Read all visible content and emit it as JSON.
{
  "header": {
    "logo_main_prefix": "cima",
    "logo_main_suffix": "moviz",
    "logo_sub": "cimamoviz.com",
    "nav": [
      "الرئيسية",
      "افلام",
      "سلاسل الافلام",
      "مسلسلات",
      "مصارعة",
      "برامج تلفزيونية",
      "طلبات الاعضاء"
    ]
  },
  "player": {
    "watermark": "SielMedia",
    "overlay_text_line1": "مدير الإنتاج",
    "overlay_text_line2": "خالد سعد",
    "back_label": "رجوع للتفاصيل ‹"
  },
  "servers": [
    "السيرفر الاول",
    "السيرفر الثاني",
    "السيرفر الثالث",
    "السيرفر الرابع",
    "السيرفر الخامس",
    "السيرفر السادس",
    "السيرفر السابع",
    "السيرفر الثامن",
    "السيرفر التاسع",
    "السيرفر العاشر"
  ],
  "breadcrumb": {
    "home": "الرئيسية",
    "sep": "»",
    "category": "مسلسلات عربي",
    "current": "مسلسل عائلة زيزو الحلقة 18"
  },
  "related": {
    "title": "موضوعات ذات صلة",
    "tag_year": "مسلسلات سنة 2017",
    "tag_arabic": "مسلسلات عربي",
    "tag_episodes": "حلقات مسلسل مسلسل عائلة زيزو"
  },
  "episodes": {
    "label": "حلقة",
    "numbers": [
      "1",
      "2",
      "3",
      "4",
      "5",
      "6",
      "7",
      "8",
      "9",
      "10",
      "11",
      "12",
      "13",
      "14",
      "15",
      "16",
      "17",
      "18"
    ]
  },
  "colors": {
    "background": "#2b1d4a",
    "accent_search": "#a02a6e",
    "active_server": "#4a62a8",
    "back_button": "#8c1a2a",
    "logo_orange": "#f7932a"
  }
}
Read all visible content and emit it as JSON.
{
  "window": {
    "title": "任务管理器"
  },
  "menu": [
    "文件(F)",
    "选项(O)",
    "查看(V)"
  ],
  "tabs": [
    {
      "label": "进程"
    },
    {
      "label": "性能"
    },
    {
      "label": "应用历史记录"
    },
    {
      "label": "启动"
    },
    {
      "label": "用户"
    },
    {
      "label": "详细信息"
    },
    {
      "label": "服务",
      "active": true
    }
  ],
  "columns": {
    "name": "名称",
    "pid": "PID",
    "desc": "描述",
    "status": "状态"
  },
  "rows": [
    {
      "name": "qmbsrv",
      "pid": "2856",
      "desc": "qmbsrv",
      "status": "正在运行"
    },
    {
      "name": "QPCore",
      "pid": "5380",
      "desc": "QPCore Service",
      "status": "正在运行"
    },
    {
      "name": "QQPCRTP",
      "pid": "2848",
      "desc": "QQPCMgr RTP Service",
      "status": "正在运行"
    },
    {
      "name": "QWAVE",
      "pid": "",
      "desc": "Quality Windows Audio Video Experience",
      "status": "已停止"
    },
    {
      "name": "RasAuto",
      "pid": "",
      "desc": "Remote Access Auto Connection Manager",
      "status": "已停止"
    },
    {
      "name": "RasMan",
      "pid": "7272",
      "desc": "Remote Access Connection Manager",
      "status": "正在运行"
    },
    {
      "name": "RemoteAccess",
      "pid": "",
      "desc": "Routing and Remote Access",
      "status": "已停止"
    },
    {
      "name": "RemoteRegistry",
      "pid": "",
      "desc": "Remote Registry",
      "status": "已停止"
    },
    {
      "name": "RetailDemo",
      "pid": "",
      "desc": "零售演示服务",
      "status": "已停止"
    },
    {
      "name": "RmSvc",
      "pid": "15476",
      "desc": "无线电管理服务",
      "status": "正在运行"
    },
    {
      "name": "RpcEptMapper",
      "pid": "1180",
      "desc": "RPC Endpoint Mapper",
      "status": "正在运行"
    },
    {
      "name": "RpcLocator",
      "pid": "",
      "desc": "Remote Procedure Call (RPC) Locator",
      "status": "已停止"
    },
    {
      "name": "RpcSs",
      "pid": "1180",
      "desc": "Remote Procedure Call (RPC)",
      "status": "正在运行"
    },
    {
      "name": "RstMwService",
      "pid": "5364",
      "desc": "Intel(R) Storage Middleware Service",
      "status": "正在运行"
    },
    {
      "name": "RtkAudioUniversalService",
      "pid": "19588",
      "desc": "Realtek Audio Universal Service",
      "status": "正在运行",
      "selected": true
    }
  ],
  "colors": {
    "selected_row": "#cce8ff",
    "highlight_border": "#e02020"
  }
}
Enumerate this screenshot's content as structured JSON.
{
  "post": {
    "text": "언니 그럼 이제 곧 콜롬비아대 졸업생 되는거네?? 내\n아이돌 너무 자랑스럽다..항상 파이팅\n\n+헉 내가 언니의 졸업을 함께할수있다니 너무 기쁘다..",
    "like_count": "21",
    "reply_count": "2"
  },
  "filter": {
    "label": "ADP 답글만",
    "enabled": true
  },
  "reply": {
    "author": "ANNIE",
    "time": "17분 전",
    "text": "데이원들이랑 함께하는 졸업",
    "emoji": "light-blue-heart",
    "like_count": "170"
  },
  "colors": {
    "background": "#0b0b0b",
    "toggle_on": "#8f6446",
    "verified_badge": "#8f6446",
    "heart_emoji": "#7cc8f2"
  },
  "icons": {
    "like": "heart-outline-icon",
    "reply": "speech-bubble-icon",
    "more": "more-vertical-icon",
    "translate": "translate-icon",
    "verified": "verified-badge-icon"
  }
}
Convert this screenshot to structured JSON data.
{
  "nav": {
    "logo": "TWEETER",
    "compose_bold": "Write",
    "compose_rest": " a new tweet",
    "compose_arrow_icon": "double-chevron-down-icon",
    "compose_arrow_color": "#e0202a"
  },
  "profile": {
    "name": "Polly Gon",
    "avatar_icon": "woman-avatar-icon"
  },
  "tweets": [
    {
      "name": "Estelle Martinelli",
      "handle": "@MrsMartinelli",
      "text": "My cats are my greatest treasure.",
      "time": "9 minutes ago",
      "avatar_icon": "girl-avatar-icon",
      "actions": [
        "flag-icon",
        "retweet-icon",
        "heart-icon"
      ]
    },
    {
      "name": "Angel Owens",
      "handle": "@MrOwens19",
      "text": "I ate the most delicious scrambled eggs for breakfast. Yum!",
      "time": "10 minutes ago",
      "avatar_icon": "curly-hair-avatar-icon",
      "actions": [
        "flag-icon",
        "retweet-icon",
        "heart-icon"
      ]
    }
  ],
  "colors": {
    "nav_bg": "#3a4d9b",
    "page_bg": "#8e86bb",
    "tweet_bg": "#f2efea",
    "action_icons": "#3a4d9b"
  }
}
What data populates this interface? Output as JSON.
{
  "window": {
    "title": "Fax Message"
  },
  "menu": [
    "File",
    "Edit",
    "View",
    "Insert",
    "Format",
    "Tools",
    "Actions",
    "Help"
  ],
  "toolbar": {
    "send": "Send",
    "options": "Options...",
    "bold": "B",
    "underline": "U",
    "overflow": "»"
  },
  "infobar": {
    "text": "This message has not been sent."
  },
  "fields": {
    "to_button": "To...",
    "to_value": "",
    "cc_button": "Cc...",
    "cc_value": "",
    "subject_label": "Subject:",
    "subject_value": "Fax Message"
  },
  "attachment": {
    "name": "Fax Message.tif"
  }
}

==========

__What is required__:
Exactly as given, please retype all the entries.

__Exercise response__:
Read all visible content and emit it as JSON.
{
  "header": {
    "logo_main_prefix": "cima",
    "logo_main_suffix": "moviz",
    "logo_sub": "cimamoviz.com",
    "nav": [
      "الرئيسية",
      "افلام",
      "سلاسل الافلام",
      "مسلسلات",
      "مصارعة",
      "برامج تلفزيونية",
      "طلبات الاعضاء"
    ]
  },
  "player": {
    "watermark": "SielMedia",
    "overlay_text_line1": "مدير الإنتاج",
    "overlay_text_line2": "خالد سعد",
    "back_label": "رجوع للتفاصيل ‹"
  },
  "servers": [
    "السيرفر الاول",
    "السيرفر الثاني",
    "السيرفر الثالث",
    "السيرفر الرابع",
    "السيرفر الخامس",
    "السيرفر السادس",
    "السيرفر السابع",
    "السيرفر الثامن",
    "السيرفر التاسع",
    "السيرفر العاشر"
  ],
  "breadcrumb": {
    "home": "الرئيسية",
    "sep": "»",
    "category": "مسلسلات عربي",
    "current": "مسلسل عائلة زيزو الحلقة 18"
  },
  "related": {
    "title": "موضوعات ذات صلة",
    "tag_year": "مسلسلات سنة 2017",
    "tag_arabic": "مسلسلات عربي",
    "tag_episodes": "حلقات مسلسل مسلسل عائلة زيزو"
  },
  "episodes": {
    "label": "حلقة",
    "numbers": [
      "1",
      "2",
      "3",
      "4",
      "5",
      "6",
      "7",
      "8",
      "9",
      "10",
      "11",
      "12",
      "13",
      "14",
      "15",
      "16",
      "17",
      "18"
    ]
  },
  "colors": {
    "background": "#2b1d4a",
    "accent_search": "#a02a6e",
    "active_server": "#4a62a8",
    "back_button": "#8c1a2a",
    "logo_orange": "#f7932a"
  }
}
Read all visible content and emit it as JSON.
{
  "window": {
    "title": "任务管理器"
  },
  "menu": [
    "文件(F)",
    "选项(O)",
    "查看(V)"
  ],
  "tabs": [
    {
      "label": "进程"
    },
    {
      "label": "性能"
    },
    {
      "label": "应用历史记录"
    },
    {
      "label": "启动"
    },
    {
      "label": "用户"
    },
    {
      "label": "详细信息"
    },
    {
      "label": "服务",
      "active": true
    }
  ],
  "columns": {
    "name": "名称",
    "pid": "PID",
    "desc": "描述",
    "status": "状态"
  },
  "rows": [
    {
      "name": "qmbsrv",
      "pid": "2856",
      "desc": "qmbsrv",
      "status": "正在运行"
    },
    {
      "name": "QPCore",
      "pid": "5380",
      "desc": "QPCore Service",
      "status": "正在运行"
    },
    {
      "name": "QQPCRTP",
      "pid": "2848",
      "desc": "QQPCMgr RTP Service",
      "status": "正在运行"
    },
    {
      "name": "QWAVE",
      "pid": "",
      "desc": "Quality Windows Audio Video Experience",
      "status": "已停止"
    },
    {
      "name": "RasAuto",
      "pid": "",
      "desc": "Remote Access Auto Connection Manager",
      "status": "已停止"
    },
    {
      "name": "RasMan",
      "pid": "7272",
      "desc": "Remote Access Connection Manager",
      "status": "正在运行"
    },
    {
      "name": "RemoteAccess",
      "pid": "",
      "desc": "Routing and Remote Access",
      "status": "已停止"
    },
    {
      "name": "RemoteRegistry",
      "pid": "",
      "desc": "Remote Registry",
      "status": "已停止"
    },
    {
      "name": "RetailDemo",
      "pid": "",
      "desc": "零售演示服务",
      "status": "已停止"
    },
    {
      "name": "RmSvc",
      "pid": "15476",
      "desc": "无线电管理服务",
      "status": "正在运行"
    },
    {
      "name": "RpcEptMapper",
      "pid": "1180",
      "desc": "RPC Endpoint Mapper",
      "status": "正在运行"
    },
    {
      "name": "RpcLocator",
      "pid": "",
      "desc": "Remote Procedure Call (RPC) Locator",
      "status": "已停止"
    },
    {
      "name": "RpcSs",
      "pid": "1180",
      "desc": "Remote Procedure Call (RPC)",
      "status": "正在运行"
    },
    {
      "name": "RstMwService",
      "pid": "5364",
      "desc": "Intel(R) Storage Middleware Service",
      "status": "正在运行"
    },
    {
      "name": "RtkAudioUniversalService",
      "pid": "19588",
      "desc": "Realtek Audio Universal Service",
      "status": "正在运行",
      "selected": true
    }
  ],
  "colors": {
    "selected_row": "#cce8ff",
    "highlight_border": "#e02020"
  }
}
Enumerate this screenshot's content as structured JSON.
{
  "post": {
    "text": "언니 그럼 이제 곧 콜롬비아대 졸업생 되는거네?? 내\n아이돌 너무 자랑스럽다..항상 파이팅\n\n+헉 내가 언니의 졸업을 함께할수있다니 너무 기쁘다..",
    "like_count": "21",
    "reply_count": "2"
  },
  "filter": {
    "label": "ADP 답글만",
    "enabled": true
  },
  "reply": {
    "author": "ANNIE",
    "time": "17분 전",
    "text": "데이원들이랑 함께하는 졸업",
    "emoji": "light-blue-heart",
    "like_count": "170"
  },
  "colors": {
    "background": "#0b0b0b",
    "toggle_on": "#8f6446",
    "verified_badge": "#8f6446",
    "heart_emoji": "#7cc8f2"
  },
  "icons": {
    "like": "heart-outline-icon",
    "reply": "speech-bubble-icon",
    "more": "more-vertical-icon",
    "translate": "translate-icon",
    "verified": "verified-badge-icon"
  }
}
Convert this screenshot to structured JSON data.
{
  "nav": {
    "logo": "TWEETER",
    "compose_bold": "Write",
    "compose_rest": " a new tweet",
    "compose_arrow_icon": "double-chevron-down-icon",
    "compose_arrow_color": "#e0202a"
  },
  "profile": {
    "name": "Polly Gon",
    "avatar_icon": "woman-avatar-icon"
  },
  "tweets": [
    {
      "name": "Estelle Martinelli",
      "handle": "@MrsMartinelli",
      "text": "My cats are my greatest treasure.",
      "time": "9 minutes ago",
      "avatar_icon": "girl-avatar-icon",
      "actions": [
        "flag-icon",
        "retweet-icon",
        "heart-icon"
      ]
    },
    {
      "name": "Angel Owens",
      "handle": "@MrOwens19",
      "text": "I ate the most delicious scrambled eggs for breakfast. Yum!",
      "time": "10 minutes ago",
      "avatar_icon": "curly-hair-avatar-icon",
      "actions": [
        "flag-icon",
        "retweet-icon",
        "heart-icon"
      ]
    }
  ],
  "colors": {
    "nav_bg": "#3a4d9b",
    "page_bg": "#8e86bb",
    "tweet_bg": "#f2efea",
    "action_icons": "#3a4d9b"
  }
}
What data populates this interface? Output as JSON.
{
  "window": {
    "title": "Fax Message"
  },
  "menu": [
    "File",
    "Edit",
    "View",
    "Insert",
    "Format",
    "Tools",
    "Actions",
    "Help"
  ],
  "toolbar": {
    "send": "Send",
    "options": "Options...",
    "bold": "B",
    "underline": "U",
    "overflow": "»"
  },
  "infobar": {
    "text": "This message has not been sent."
  },
  "fields": {
    "to_button": "To...",
    "to_value": "",
    "cc_button": "Cc...",
    "cc_value": "",
    "subject_label": "Subject:",
    "subject_value": "Fax Message"
  },
  "attachment": {
    "name": "Fax Message.tif"
  }
}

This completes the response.